Citation: Zhang Y, Li W, Chen T-T, Yang Y, Wu M-Y, Luo J-Y, Gong Y and Zou L (2020) Chemical Fingerprint Analysis and Ultra-Performance Liquid Chromatography Quadrupole Time-of-Flight Mass Spectrometry-Based Metabolomics Study of the Protective Effect of Buxue Yimu Granule in Medical-Induced Incomplete Abortion Rats. Front. Pharmacol. 11:578217. doi: 10.3389/fphar.2020.578217

Received: 30 June 2020; Accepted: 09 October 2020;
Published: 30 November 2020.

Edited by:

Peng Li, University of Macau, China

Reviewed by:

Wencan HeWencan He, Université de Bordeaux, France
Jen-Tsung Chen, National University of Kaohsiung, Taiwan

Copyright © 2020 Zhang, Li, Chen, Yang, Wu, Luo, Gong and Zou. This is an open-access article distributed under the terms of the Creative Commons Attribution License (CC BY). The use, distribution or reproduction in other forums is permitted, provided the original author(s) and the copyright owner(s) are credited and that the original publication in this journal is cited, in accordance with accepted academic practice. No use, distribution or reproduction is permitted which does not comply with these terms.

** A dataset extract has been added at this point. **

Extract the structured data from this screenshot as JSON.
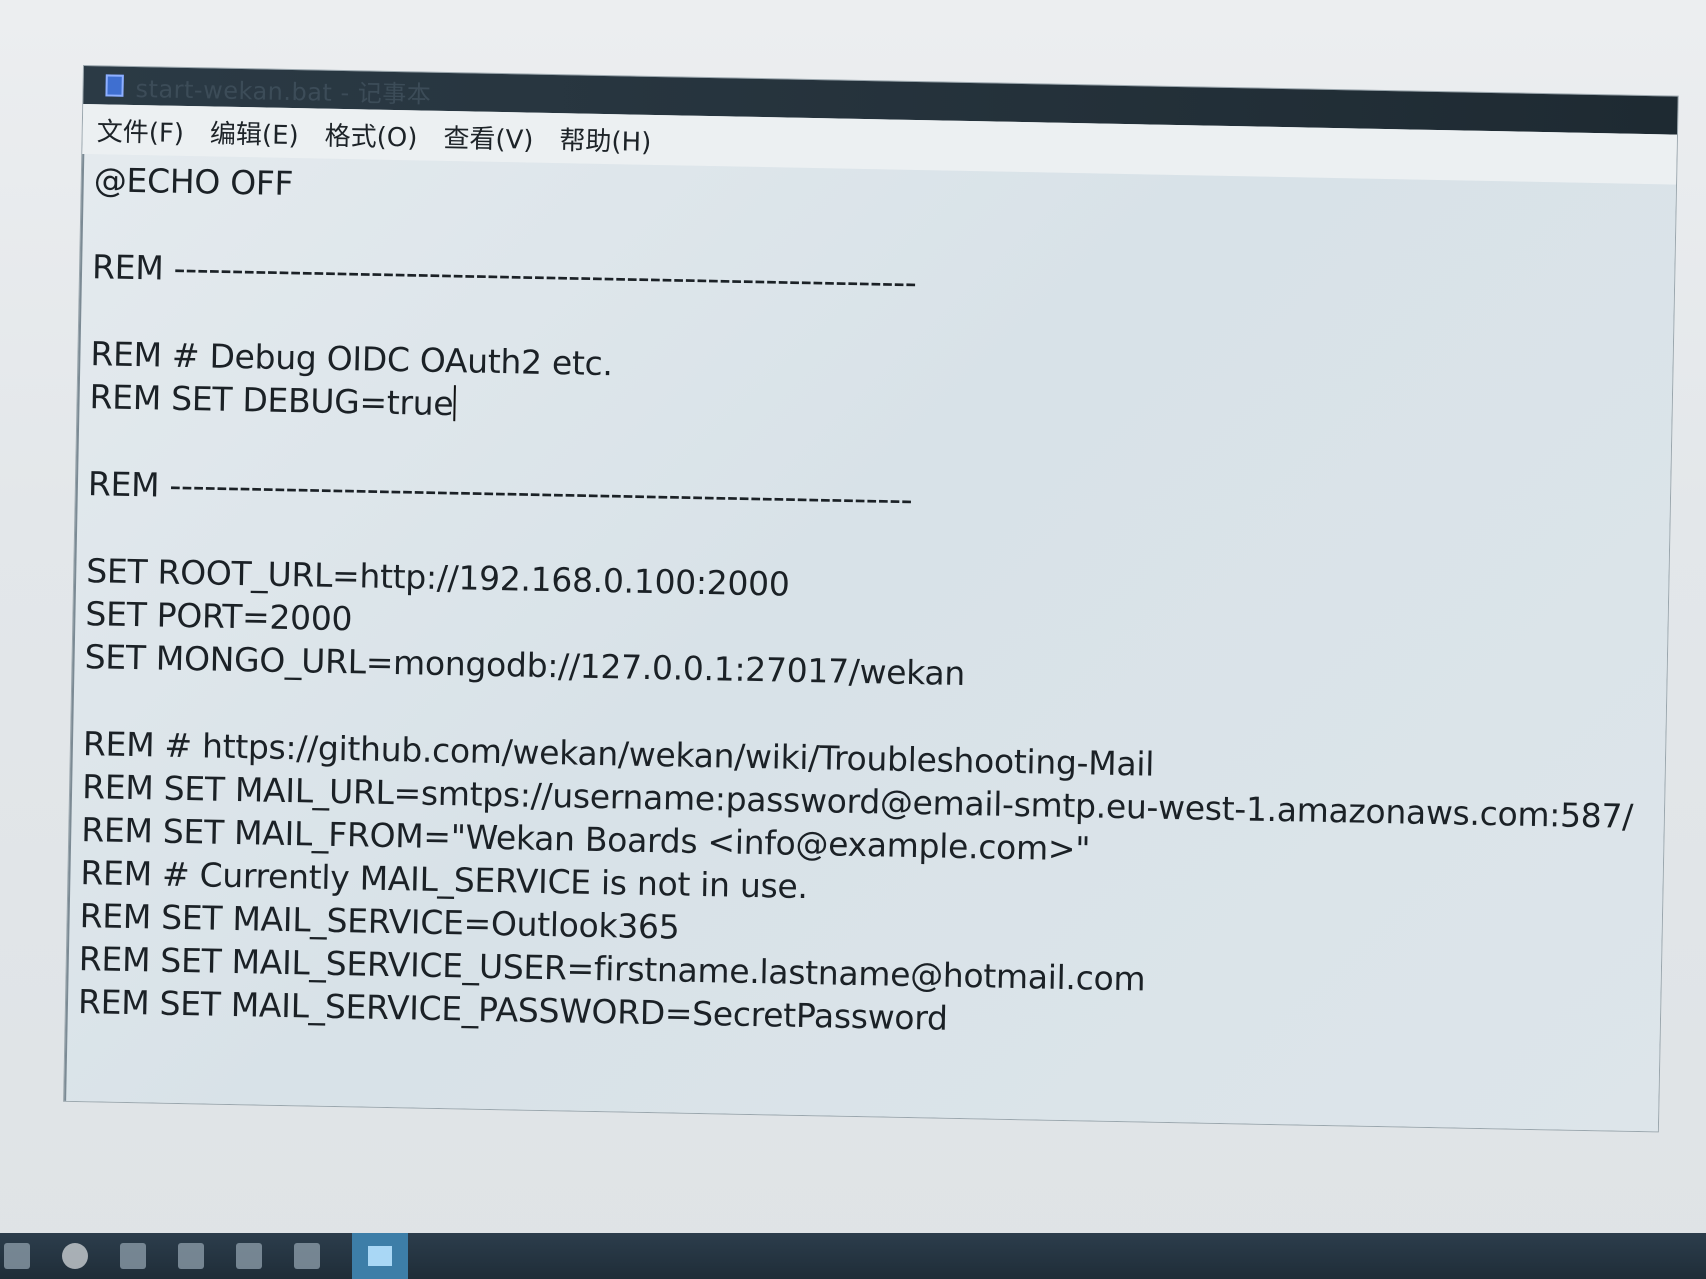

*Correspondence: Yun Gong, gongyun2002@126.com; Liang Zou, zouliangcdu@126.com